### Aim of the exercise
The listing below is to be written out word for word, minus its images.
>>>
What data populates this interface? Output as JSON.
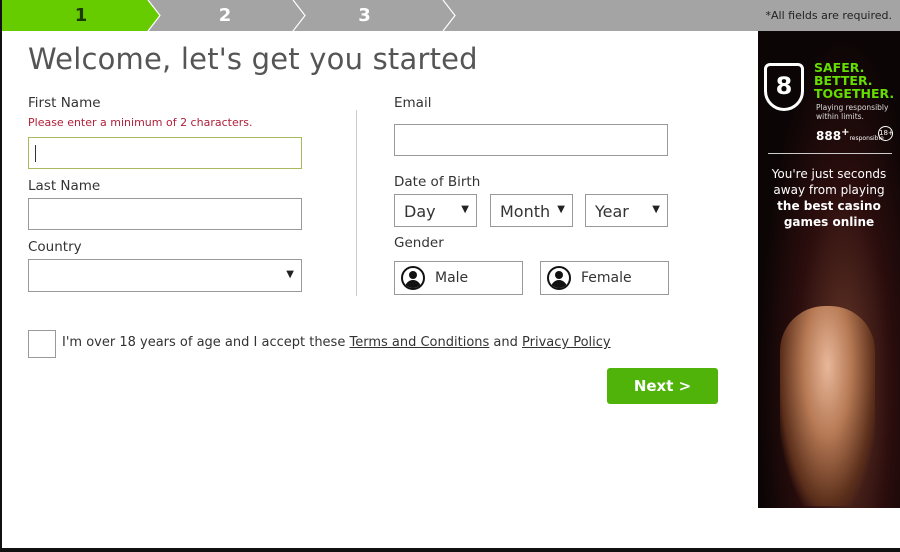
{
  "steps": {
    "items": [
      "1",
      "2",
      "3"
    ],
    "active": 1,
    "required_note": "*All fields are required."
  },
  "title": "Welcome, let's get you started",
  "form": {
    "first_name": {
      "label": "First Name",
      "error": "Please enter a minimum of 2 characters.",
      "value": ""
    },
    "last_name": {
      "label": "Last Name",
      "value": ""
    },
    "country": {
      "label": "Country",
      "value": ""
    },
    "email": {
      "label": "Email",
      "value": ""
    },
    "dob": {
      "label": "Date of Birth",
      "day": "Day",
      "month": "Month",
      "year": "Year"
    },
    "gender": {
      "label": "Gender",
      "male": "Male",
      "female": "Female"
    },
    "terms": {
      "prefix": "I'm over 18 years of age and I accept these ",
      "terms_link": "Terms and Conditions",
      "and": " and ",
      "privacy_link": "Privacy Policy",
      "checked": false
    },
    "next_label": "Next >"
  },
  "ad": {
    "logo": "8",
    "headline": [
      "SAFER.",
      "BETTER.",
      "TOGETHER."
    ],
    "sub": "Playing responsibly within limits.",
    "brand": "888",
    "brand_sup": "+",
    "brand_small": "responsible",
    "age_badge": "18+",
    "text": [
      "You're just seconds",
      "away from playing",
      "the best casino",
      "games online"
    ]
  },
  "colors": {
    "accent": "#66cc00",
    "button": "#4fb30a",
    "error": "#b0203a",
    "step_bar": "#a4a4a4"
  }
}
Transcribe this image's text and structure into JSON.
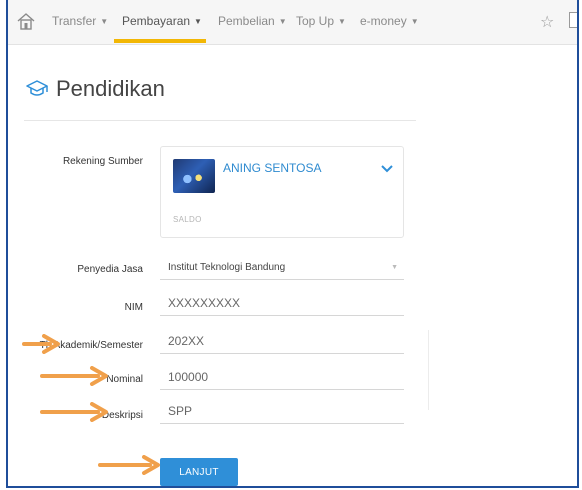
{
  "nav": {
    "items": [
      {
        "label": "Transfer"
      },
      {
        "label": "Pembayaran"
      },
      {
        "label": "Pembelian"
      },
      {
        "label": "Top Up"
      },
      {
        "label": "e-money"
      }
    ],
    "active_index": 1,
    "icons": [
      "home-icon",
      "star-icon",
      "document-icon"
    ]
  },
  "page": {
    "title": "Pendidikan",
    "title_icon": "graduation-cap-icon"
  },
  "form": {
    "rekening_label": "Rekening Sumber",
    "account_name": "ANING SENTOSA",
    "saldo_label": "SALDO",
    "penyedia_label": "Penyedia Jasa",
    "penyedia_value": "Institut Teknologi Bandung",
    "nim_label": "NIM",
    "nim_value": "XXXXXXXXX",
    "semester_label": "Th Akademik/Semester",
    "semester_value": "202XX",
    "nominal_label": "Nominal",
    "nominal_value": "100000",
    "deskripsi_label": "Deskripsi",
    "deskripsi_value": "SPP",
    "submit_label": "LANJUT"
  },
  "colors": {
    "accent_blue": "#2f8fd8",
    "active_underline": "#f2b705",
    "annotation_arrow": "#f0a04b",
    "frame_border": "#1f4e9a"
  }
}
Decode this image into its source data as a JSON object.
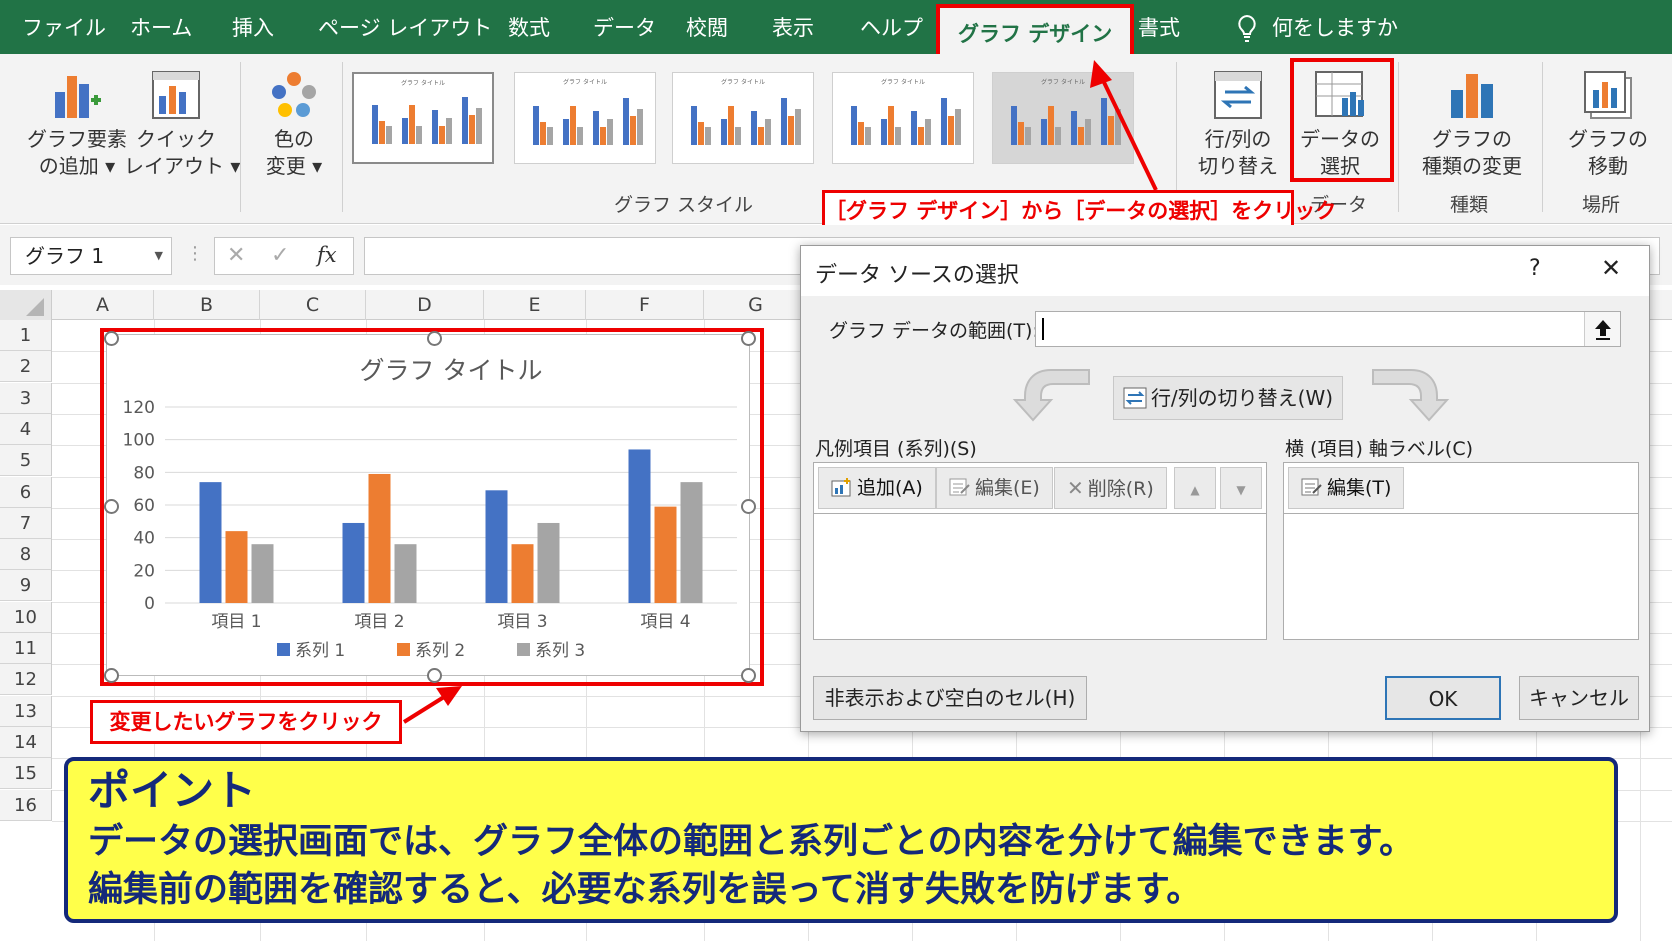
{
  "menu": {
    "tabs": [
      "ファイル",
      "ホーム",
      "挿入",
      "ページ レイアウト",
      "数式",
      "データ",
      "校閲",
      "表示",
      "ヘルプ",
      "グラフ デザイン",
      "書式"
    ],
    "search": "何をしますか"
  },
  "ribbon": {
    "add_element": [
      "グラフ要素",
      "の追加 ▾"
    ],
    "quick_layout": [
      "クイック",
      "レイアウト ▾"
    ],
    "change_color": [
      "色の",
      "変更 ▾"
    ],
    "style_group_label": "グラフ スタイル",
    "thumb_title": "グラフ タイトル",
    "switch_rowcol": [
      "行/列の",
      "切り替え"
    ],
    "select_data": [
      "データの",
      "選択"
    ],
    "data_group_label": "データ",
    "change_type": [
      "グラフの",
      "種類の変更"
    ],
    "type_group_label": "種類",
    "move_chart": [
      "グラフの",
      "移動"
    ],
    "location_group_label": "場所"
  },
  "callouts": {
    "ribbon": "［グラフ デザイン］から［データの選択］をクリック",
    "chart": "変更したいグラフをクリック"
  },
  "formula_bar": {
    "name_box": "グラフ 1",
    "cancel": "✕",
    "enter": "✓",
    "fx": "fx"
  },
  "sheet": {
    "columns": [
      "A",
      "B",
      "C",
      "D",
      "E",
      "F",
      "G"
    ],
    "rows": [
      "1",
      "2",
      "3",
      "4",
      "5",
      "6",
      "7",
      "8",
      "9",
      "10",
      "11",
      "12",
      "13",
      "14",
      "15",
      "16"
    ]
  },
  "chart_data": {
    "type": "bar",
    "title": "グラフ タイトル",
    "categories": [
      "項目 1",
      "項目 2",
      "項目 3",
      "項目 4"
    ],
    "series": [
      {
        "name": "系列 1",
        "values": [
          74,
          49,
          69,
          94
        ],
        "color": "#4472C4"
      },
      {
        "name": "系列 2",
        "values": [
          44,
          79,
          36,
          59
        ],
        "color": "#ED7D31"
      },
      {
        "name": "系列 3",
        "values": [
          36,
          36,
          49,
          74
        ],
        "color": "#A5A5A5"
      }
    ],
    "ylim": [
      0,
      120
    ],
    "yticks": [
      "0",
      "20",
      "40",
      "60",
      "80",
      "100",
      "120"
    ],
    "grid": true,
    "legend": "bottom"
  },
  "dialog": {
    "title": "データ ソースの選択",
    "help": "?",
    "close": "✕",
    "range_label": "グラフ データの範囲(T):",
    "range_value": "",
    "switch_button": "行/列の切り替え(W)",
    "legend_label": "凡例項目 (系列)(S)",
    "add": "追加(A)",
    "edit": "編集(E)",
    "delete": "削除(R)",
    "axis_label": "横 (項目) 軸ラベル(C)",
    "axis_edit": "編集(T)",
    "hidden_cells": "非表示および空白のセル(H)",
    "ok": "OK",
    "cancel": "キャンセル"
  },
  "point": {
    "heading": "ポイント",
    "line1": "データの選択画面では、グラフ全体の範囲と系列ごとの内容を分けて編集できます。",
    "line2": "編集前の範囲を確認すると、必要な系列を誤って消す失敗を防げます。"
  }
}
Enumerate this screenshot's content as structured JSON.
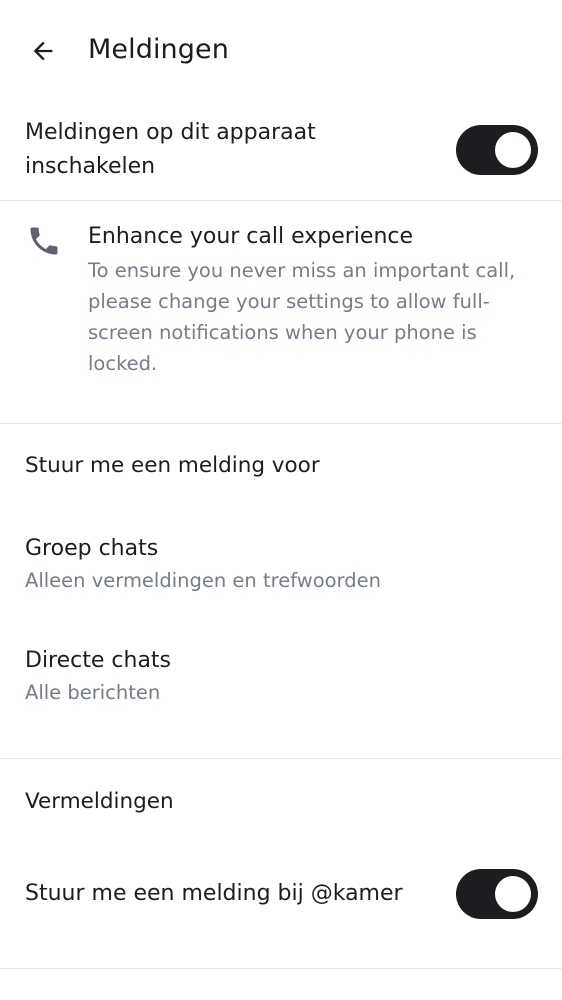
{
  "header": {
    "title": "Meldingen",
    "back_icon": "arrow-back-icon"
  },
  "master_toggle": {
    "label": "Meldingen op dit apparaat inschakelen",
    "enabled": true
  },
  "call_card": {
    "icon": "phone-icon",
    "title": "Enhance your call experience",
    "description": "To ensure you never miss an important call, please change your settings to allow full-screen notifications when your phone is locked."
  },
  "notify_section": {
    "header": "Stuur me een melding voor",
    "items": [
      {
        "title": "Groep chats",
        "subtitle": "Alleen vermeldingen en trefwoorden"
      },
      {
        "title": "Directe chats",
        "subtitle": "Alle berichten"
      }
    ]
  },
  "mentions_section": {
    "header": "Vermeldingen",
    "toggle_label": "Stuur me een melding bij @kamer",
    "enabled": true
  },
  "colors": {
    "text_primary": "#1b1d21",
    "text_secondary": "#737d8c",
    "toggle_on": "#1b1d21",
    "divider": "#e4e6ea"
  }
}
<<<
### Answer section
What data populates this interface? Output as JSON.
{
  "steps": {
    "items": [
      "1",
      "2",
      "3"
    ],
    "active": 1,
    "required_note": "*All fields are required."
  },
  "title": "Welcome, let's get you started",
  "form": {
    "first_name": {
      "label": "First Name",
      "error": "Please enter a minimum of 2 characters.",
      "value": ""
    },
    "last_name": {
      "label": "Last Name",
      "value": ""
    },
    "country": {
      "label": "Country",
      "value": ""
    },
    "email": {
      "label": "Email",
      "value": ""
    },
    "dob": {
      "label": "Date of Birth",
      "day": "Day",
      "month": "Month",
      "year": "Year"
    },
    "gender": {
      "label": "Gender",
      "male": "Male",
      "female": "Female"
    },
    "terms": {
      "prefix": "I'm over 18 years of age and I accept these ",
      "terms_link": "Terms and Conditions",
      "and": " and ",
      "privacy_link": "Privacy Policy",
      "checked": false
    },
    "next_label": "Next >"
  },
  "ad": {
    "logo": "8",
    "headline": [
      "SAFER.",
      "BETTER.",
      "TOGETHER."
    ],
    "sub": "Playing responsibly within limits.",
    "brand": "888",
    "brand_sup": "+",
    "brand_small": "responsible",
    "age_badge": "18+",
    "text": [
      "You're just seconds",
      "away from playing",
      "the best casino",
      "games online"
    ]
  },
  "colors": {
    "accent": "#66cc00",
    "button": "#4fb30a",
    "error": "#b0203a",
    "step_bar": "#a4a4a4"
  }
}
Transcribe this image's text and structure into JSON.
{
  "nav": {
    "items": [
      {
        "label": "Transfer"
      },
      {
        "label": "Pembayaran"
      },
      {
        "label": "Pembelian"
      },
      {
        "label": "Top Up"
      },
      {
        "label": "e-money"
      }
    ],
    "active_index": 1,
    "icons": [
      "home-icon",
      "star-icon",
      "document-icon"
    ]
  },
  "page": {
    "title": "Pendidikan",
    "title_icon": "graduation-cap-icon"
  },
  "form": {
    "rekening_label": "Rekening Sumber",
    "account_name": "ANING SENTOSA",
    "saldo_label": "SALDO",
    "penyedia_label": "Penyedia Jasa",
    "penyedia_value": "Institut Teknologi Bandung",
    "nim_label": "NIM",
    "nim_value": "XXXXXXXXX",
    "semester_label": "Th Akademik/Semester",
    "semester_value": "202XX",
    "nominal_label": "Nominal",
    "nominal_value": "100000",
    "deskripsi_label": "Deskripsi",
    "deskripsi_value": "SPP",
    "submit_label": "LANJUT"
  },
  "colors": {
    "accent_blue": "#2f8fd8",
    "active_underline": "#f2b705",
    "annotation_arrow": "#f0a04b",
    "frame_border": "#1f4e9a"
  }
}
Decode this image into its source data as a JSON object.
{
  "menu": {
    "tabs": [
      "ファイル",
      "ホーム",
      "挿入",
      "ページ レイアウト",
      "数式",
      "データ",
      "校閲",
      "表示",
      "ヘルプ",
      "グラフ デザイン",
      "書式"
    ],
    "search": "何をしますか"
  },
  "ribbon": {
    "add_element": [
      "グラフ要素",
      "の追加 ▾"
    ],
    "quick_layout": [
      "クイック",
      "レイアウト ▾"
    ],
    "change_color": [
      "色の",
      "変更 ▾"
    ],
    "style_group_label": "グラフ スタイル",
    "thumb_title": "グラフ タイトル",
    "switch_rowcol": [
      "行/列の",
      "切り替え"
    ],
    "select_data": [
      "データの",
      "選択"
    ],
    "data_group_label": "データ",
    "change_type": [
      "グラフの",
      "種類の変更"
    ],
    "type_group_label": "種類",
    "move_chart": [
      "グラフの",
      "移動"
    ],
    "location_group_label": "場所"
  },
  "callouts": {
    "ribbon": "［グラフ デザイン］から［データの選択］をクリック",
    "chart": "変更したいグラフをクリック"
  },
  "formula_bar": {
    "name_box": "グラフ 1",
    "cancel": "✕",
    "enter": "✓",
    "fx": "fx"
  },
  "sheet": {
    "columns": [
      "A",
      "B",
      "C",
      "D",
      "E",
      "F",
      "G"
    ],
    "rows": [
      "1",
      "2",
      "3",
      "4",
      "5",
      "6",
      "7",
      "8",
      "9",
      "10",
      "11",
      "12",
      "13",
      "14",
      "15",
      "16"
    ]
  },
  "chart_data": {
    "type": "bar",
    "title": "グラフ タイトル",
    "categories": [
      "項目 1",
      "項目 2",
      "項目 3",
      "項目 4"
    ],
    "series": [
      {
        "name": "系列 1",
        "values": [
          74,
          49,
          69,
          94
        ],
        "color": "#4472C4"
      },
      {
        "name": "系列 2",
        "values": [
          44,
          79,
          36,
          59
        ],
        "color": "#ED7D31"
      },
      {
        "name": "系列 3",
        "values": [
          36,
          36,
          49,
          74
        ],
        "color": "#A5A5A5"
      }
    ],
    "ylim": [
      0,
      120
    ],
    "yticks": [
      "0",
      "20",
      "40",
      "60",
      "80",
      "100",
      "120"
    ],
    "grid": true,
    "legend": "bottom"
  },
  "dialog": {
    "title": "データ ソースの選択",
    "help": "?",
    "close": "✕",
    "range_label": "グラフ データの範囲(T):",
    "range_value": "",
    "switch_button": "行/列の切り替え(W)",
    "legend_label": "凡例項目 (系列)(S)",
    "add": "追加(A)",
    "edit": "編集(E)",
    "delete": "削除(R)",
    "axis_label": "横 (項目) 軸ラベル(C)",
    "axis_edit": "編集(T)",
    "hidden_cells": "非表示および空白のセル(H)",
    "ok": "OK",
    "cancel": "キャンセル"
  },
  "point": {
    "heading": "ポイント",
    "line1": "データの選択画面では、グラフ全体の範囲と系列ごとの内容を分けて編集できます。",
    "line2": "編集前の範囲を確認すると、必要な系列を誤って消す失敗を防げます。"
  }
}
Enumerate this screenshot's content as structured JSON.
{
  "header": {
    "title": "Meldingen",
    "back_icon": "arrow-back-icon"
  },
  "master_toggle": {
    "label": "Meldingen op dit apparaat inschakelen",
    "enabled": true
  },
  "call_card": {
    "icon": "phone-icon",
    "title": "Enhance your call experience",
    "description": "To ensure you never miss an important call, please change your settings to allow full-screen notifications when your phone is locked."
  },
  "notify_section": {
    "header": "Stuur me een melding voor",
    "items": [
      {
        "title": "Groep chats",
        "subtitle": "Alleen vermeldingen en trefwoorden"
      },
      {
        "title": "Directe chats",
        "subtitle": "Alle berichten"
      }
    ]
  },
  "mentions_section": {
    "header": "Vermeldingen",
    "toggle_label": "Stuur me een melding bij @kamer",
    "enabled": true
  },
  "colors": {
    "text_primary": "#1b1d21",
    "text_secondary": "#737d8c",
    "toggle_on": "#1b1d21",
    "divider": "#e4e6ea"
  }
}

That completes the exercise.